Republicans spent much of Election Day planting seeds of suspicion about the integrity of the nation’s election systems.

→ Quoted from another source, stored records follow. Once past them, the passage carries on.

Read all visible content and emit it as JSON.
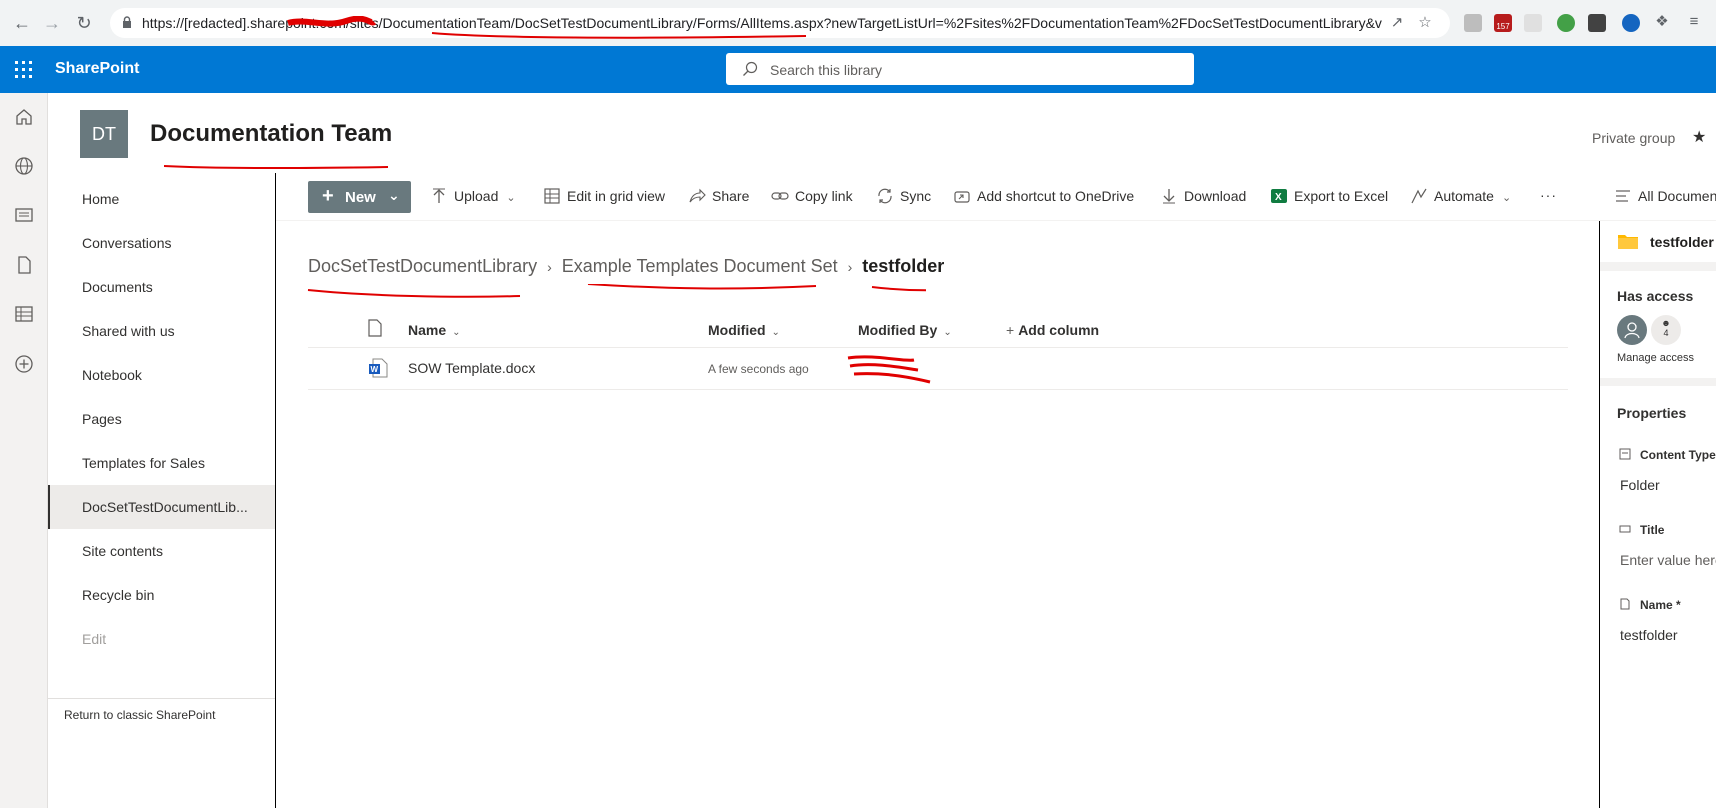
{
  "browser": {
    "url": "https://[redacted].sharepoint.com/sites/DocumentationTeam/DocSetTestDocumentLibrary/Forms/AllItems.aspx?newTargetListUrl=%2Fsites%2FDocumentationTeam%2FDocSetTestDocumentLibrary&v...",
    "extension_badge": "157"
  },
  "suite": {
    "brand": "SharePoint",
    "search_placeholder": "Search this library"
  },
  "site": {
    "logo_initials": "DT",
    "title": "Documentation Team",
    "privacy": "Private group"
  },
  "left_nav": {
    "items": [
      {
        "label": "Home"
      },
      {
        "label": "Conversations"
      },
      {
        "label": "Documents"
      },
      {
        "label": "Shared with us"
      },
      {
        "label": "Notebook"
      },
      {
        "label": "Pages"
      },
      {
        "label": "Templates for Sales"
      },
      {
        "label": "DocSetTestDocumentLib..."
      },
      {
        "label": "Site contents"
      },
      {
        "label": "Recycle bin"
      },
      {
        "label": "Edit"
      }
    ],
    "return_link": "Return to classic SharePoint"
  },
  "command_bar": {
    "new": "New",
    "upload": "Upload",
    "edit_grid": "Edit in grid view",
    "share": "Share",
    "copy_link": "Copy link",
    "sync": "Sync",
    "add_shortcut": "Add shortcut to OneDrive",
    "download": "Download",
    "export_excel": "Export to Excel",
    "automate": "Automate",
    "more": "···",
    "view": "All Documents"
  },
  "breadcrumb": {
    "items": [
      "DocSetTestDocumentLibrary",
      "Example Templates Document Set"
    ],
    "current": "testfolder"
  },
  "list": {
    "columns": {
      "name": "Name",
      "modified": "Modified",
      "modified_by": "Modified By",
      "add_column": "Add column"
    },
    "rows": [
      {
        "name": "SOW Template.docx",
        "modified": "A few seconds ago",
        "modified_by": ""
      }
    ]
  },
  "details_pane": {
    "title": "testfolder",
    "has_access": "Has access",
    "access_count": "4",
    "manage_access": "Manage access",
    "properties": "Properties",
    "content_type_label": "Content Type",
    "content_type_value": "Folder",
    "title_label": "Title",
    "title_placeholder": "Enter value here",
    "name_label": "Name *",
    "name_value": "testfolder"
  },
  "colors": {
    "suite_blue": "#0078d4",
    "new_button": "#69797e",
    "annotation_red": "#e00000"
  }
}
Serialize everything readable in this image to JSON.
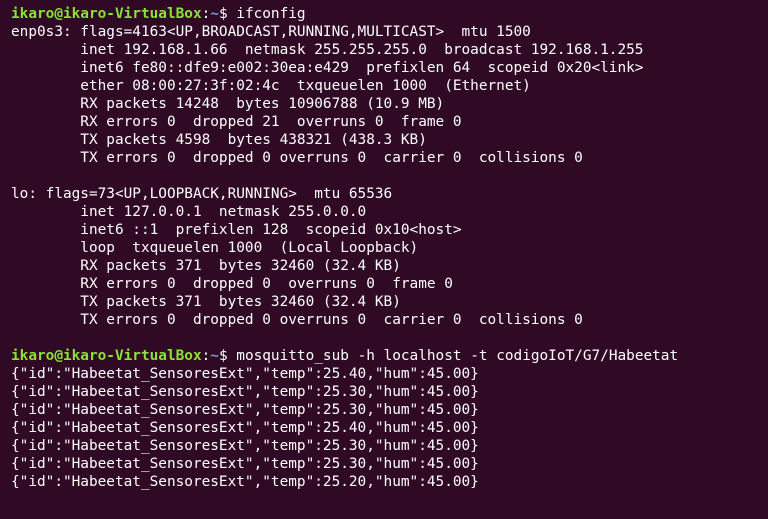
{
  "colors": {
    "background": "#300a24",
    "foreground": "#ffffff",
    "prompt_user": "#8ae234",
    "prompt_path": "#729fcf"
  },
  "prompt1": {
    "user_host": "ikaro@ikaro-VirtualBox",
    "colon": ":",
    "path": "~",
    "symbol": "$ ",
    "command": "ifconfig"
  },
  "ifconfig_output": [
    "enp0s3: flags=4163<UP,BROADCAST,RUNNING,MULTICAST>  mtu 1500",
    "        inet 192.168.1.66  netmask 255.255.255.0  broadcast 192.168.1.255",
    "        inet6 fe80::dfe9:e002:30ea:e429  prefixlen 64  scopeid 0x20<link>",
    "        ether 08:00:27:3f:02:4c  txqueuelen 1000  (Ethernet)",
    "        RX packets 14248  bytes 10906788 (10.9 MB)",
    "        RX errors 0  dropped 21  overruns 0  frame 0",
    "        TX packets 4598  bytes 438321 (438.3 KB)",
    "        TX errors 0  dropped 0 overruns 0  carrier 0  collisions 0",
    "",
    "lo: flags=73<UP,LOOPBACK,RUNNING>  mtu 65536",
    "        inet 127.0.0.1  netmask 255.0.0.0",
    "        inet6 ::1  prefixlen 128  scopeid 0x10<host>",
    "        loop  txqueuelen 1000  (Local Loopback)",
    "        RX packets 371  bytes 32460 (32.4 KB)",
    "        RX errors 0  dropped 0  overruns 0  frame 0",
    "        TX packets 371  bytes 32460 (32.4 KB)",
    "        TX errors 0  dropped 0 overruns 0  carrier 0  collisions 0",
    ""
  ],
  "prompt2": {
    "user_host": "ikaro@ikaro-VirtualBox",
    "colon": ":",
    "path": "~",
    "symbol": "$ ",
    "command": "mosquitto_sub -h localhost -t codigoIoT/G7/Habeetat"
  },
  "mqtt_output": [
    "{\"id\":\"Habeetat_SensoresExt\",\"temp\":25.40,\"hum\":45.00}",
    "{\"id\":\"Habeetat_SensoresExt\",\"temp\":25.30,\"hum\":45.00}",
    "{\"id\":\"Habeetat_SensoresExt\",\"temp\":25.30,\"hum\":45.00}",
    "{\"id\":\"Habeetat_SensoresExt\",\"temp\":25.40,\"hum\":45.00}",
    "{\"id\":\"Habeetat_SensoresExt\",\"temp\":25.30,\"hum\":45.00}",
    "{\"id\":\"Habeetat_SensoresExt\",\"temp\":25.30,\"hum\":45.00}",
    "{\"id\":\"Habeetat_SensoresExt\",\"temp\":25.20,\"hum\":45.00}"
  ]
}
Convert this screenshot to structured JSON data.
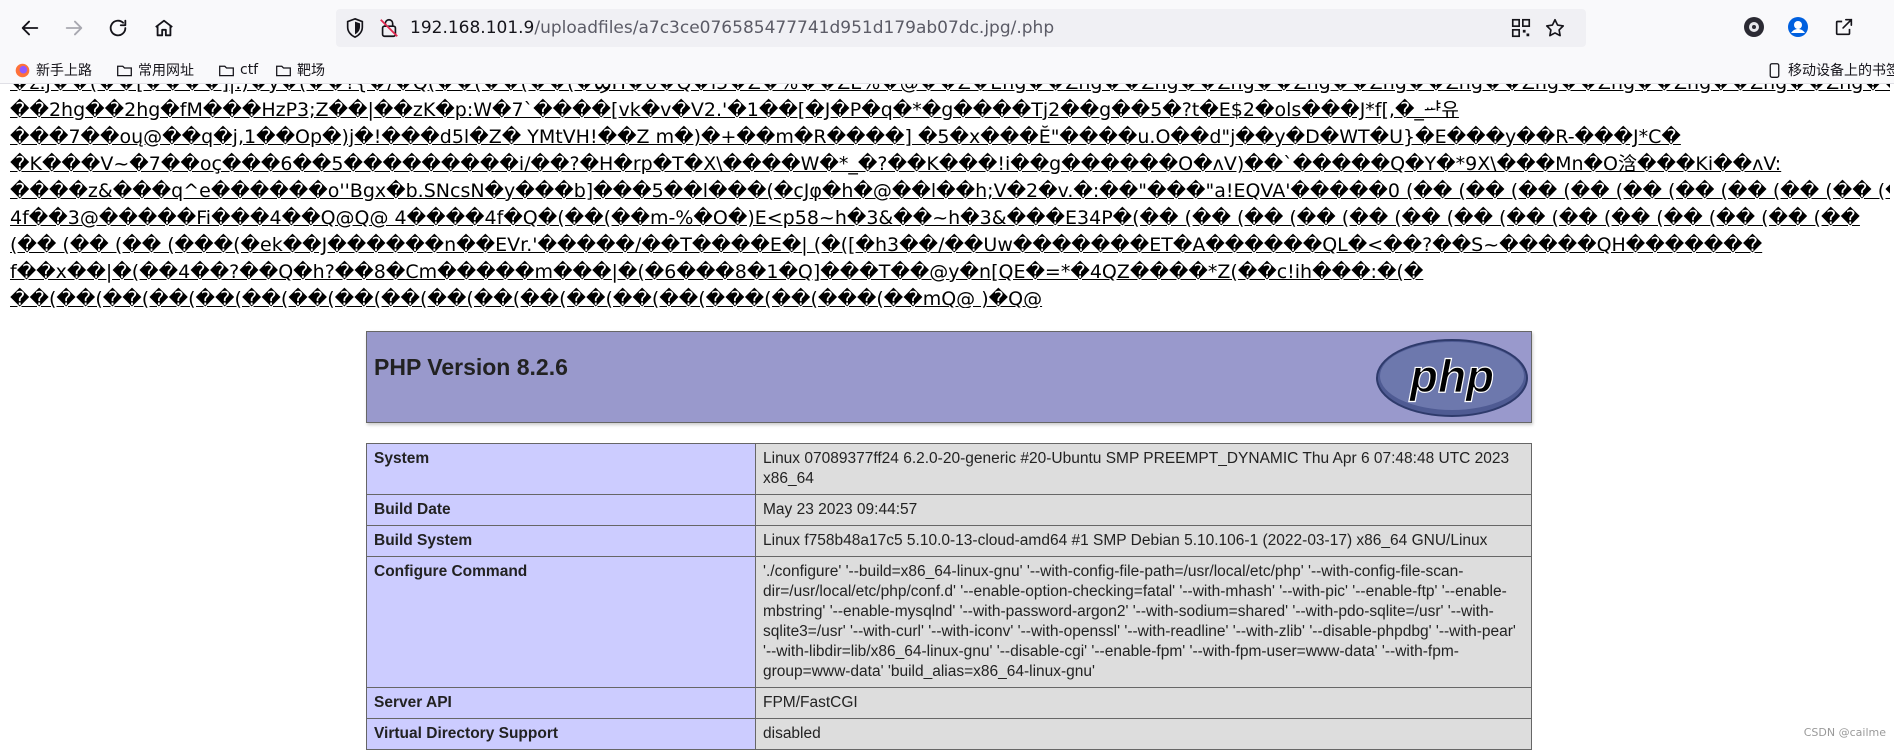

As the results began to trickle in, GOP candidates made it clear that they plan to harvest their crop, especially in races that remain undecided or where the margins were narrow.
Arizona gubernatorial candidate Kari Lake, whose race against Democrat Katie Hobbs remained too close to call as of early Wednesday morning, took to the stage in Scottsdale, Arizona, to suggest the election may not have been on the level. “Two minutes into voting, we had people being told, ‘Well, you’re going to have to put your little ballot over here into another box,” she said, referencing technical issues at Maricopa County voting places earlier on Tuesday.
Lake added that “the fake media over there tried to tell us we were wrong for asking questions about our elections.”
Elsewhere in the country, Doug Mastriano, the Pennsylvania gubernatorial candidate who spent his campaign pushing 2020 election fraud conspiracies, still hasn’t conceded his race despite it being called by the Associated Press and trailing Democrat Josh Shapiro by double digits.
“Have faith,” Doug Mastriano, said Tuesday night in Camp Hill, Pennsylvania. “We’re going to wait until every vote counts.”
Mastriano was heavily involved in efforts to create a fake slate of electoral college electors in Pennsylvania in an effort to overturn the election results, and has indicated that as governor he would use his power to appoint Pennsylvania’s secretary of state — who oversees elections — in Republicans favor.
By contrast, Democrat Tim Ryan gracefully conceded his loss for a seat in the Senate to Republican J.D. Vance late on Tuesday.
“The way this country operates is that when you lose an election you concede,” he said. “You respect the will of the people. We can’t have a system where if you win it’s a legitimate election and if you lose someone stole it.”